We are monitoring the recommendations of the Center for Disease Control and Prevention (CDC) and the Minnesota Department of Health (MDH) and will use this website, the Parent Update, the Daily Update, e-mail and other means of communication to keep the University community informed.
Information and Resources
Public health officials also recommend that individuals and families prepare a personal/family emergency plan, and the American Psychological Association's Help Center has tips for managing anxiety about the
| ||Here are websites with more information, including a flu self-assessment, the H1N1 Swine Flu Response Center that Microsoft Corporation licensed from Emory University. |
The Minnesota Department of Health's MN FluLine is a toll-free number that can provide information and treatment options. The number is: 1-866-259-4655.
Symptoms and prevention
The symptoms of H1N1 flu include: high fever, cough, runny nose, sore throat, muscle aches, and sometimes vomiting and diarrhea.
Although this outbreak is often referred to as "swine flu," it is, in fact, transmitted by human-to-human contact. The most effective means to contain the spread of H1N1 flu are:
Members of the campus community exhibiting any of the symptoms described above, should contact their primary care physician.

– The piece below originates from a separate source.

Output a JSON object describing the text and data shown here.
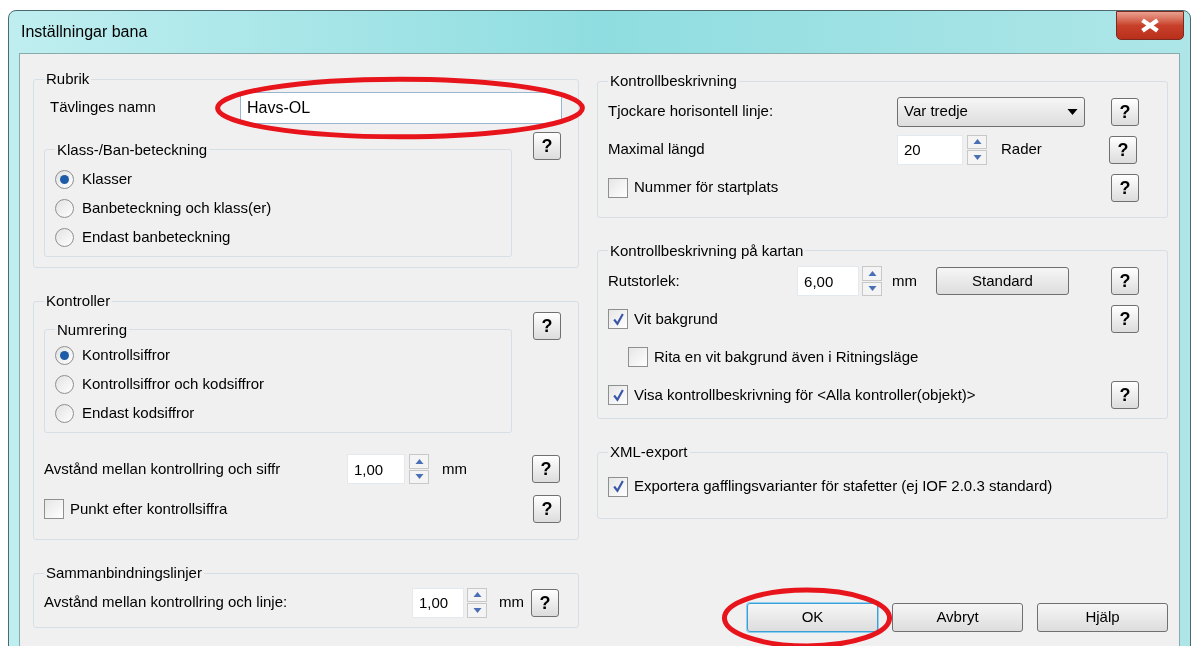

Students should contact their primary care physician or the University's Health and Wellness Center.
The Student Affairs Office has created an online absence due to flu form so students can inform their instructors that they will not be in class due to illness. You will need to log-in with your Kateway user name and password to access the form.
Students who do not have internet access can contact the Student Affairs Office at 651-690-6778.
- Practice respiratory etiquette. Cover your nose and mouth with a tissue when you cough or sneeze. Throw the tissue in the trash after you use it.
- Practice good hygiene. Wash your hands often with soap and water or an alcohol-based hand cleanser, especially after you cough or sneeze.
- Stay at home if you are ill. Self-isolate if possible, at least 24 hours after you no longer are experiencing symptoms, especially fever.
- Try to avoid close contact with sick people.
- Discuss flu vaccinations with your health provider.